Wednesday, February 19, 2014



The strategy and tactics behind marketing programs have changed dramatically in recent years as firms have dealt with the enormous shift of the “new economy” in their external marketing environment. Changes in economic, technological, political – legal, sociocultural, and competitive environments have compelled marketers to develop new approaches and philosophies. Kotler identifies five major forces of this new economy.
1.                 Digitization and connectivity through Internet, Intranet and mobile services.
2.                 Disintermediation and reintermediation via new middlemen of various sorts.
3.                 Customization and customization through tailored products and by providing customers ingredients to make products themselves.
4.                 Industry convergence through the blurring of industry boundaries.

5.                 New customers and company capabilities.

In the face of tighter budgets and the general demand for greater effectiveness in marketing many marketers are starting to employ more creative and innovative ways to reach out to their target customers. Many have started marketing cooperatively in order to share costs among two or more marketers who are trying to reach the same consumers.
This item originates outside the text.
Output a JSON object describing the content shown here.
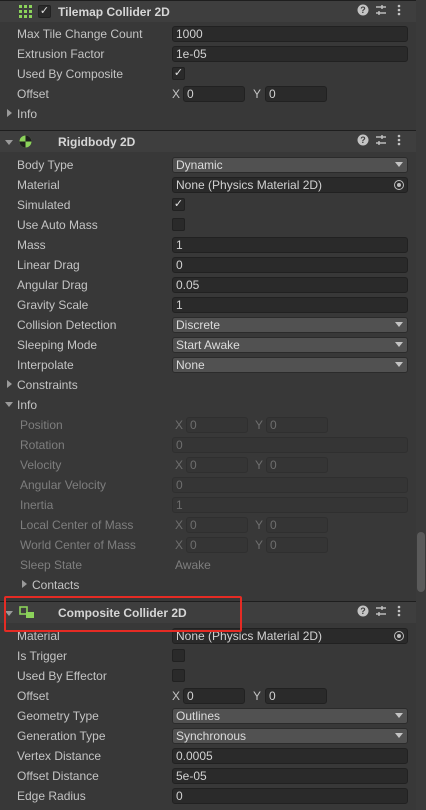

The change in technology and economy are eliciting a new set of beliefs and                     practices on the part of business firms.
1.                From organizing by product units to organizing by customer segments.

2.                 From focusing on Profitable transactions to focusing on customer lifetime value.
3.       From focusing on Just the financial scorecard to focusing also on the marketing scorecard.
4.                 From focusing on shareholders to focusing on stakeholders.

5.            From marketing does the marketing to everyone does the marketing. Every employee has an impact on the customer and must see the customer as the source of company’s prosperity.
6.                 From building brands through advertising to building brands through performance.
7.                 From focusing on customer acquisition to focusing on customer retention.
8.     From no customer satisfaction measurement to in-depth customer satisfaction measurements.

9.                 From over-promise, under-deliver to under promise, over-deliver.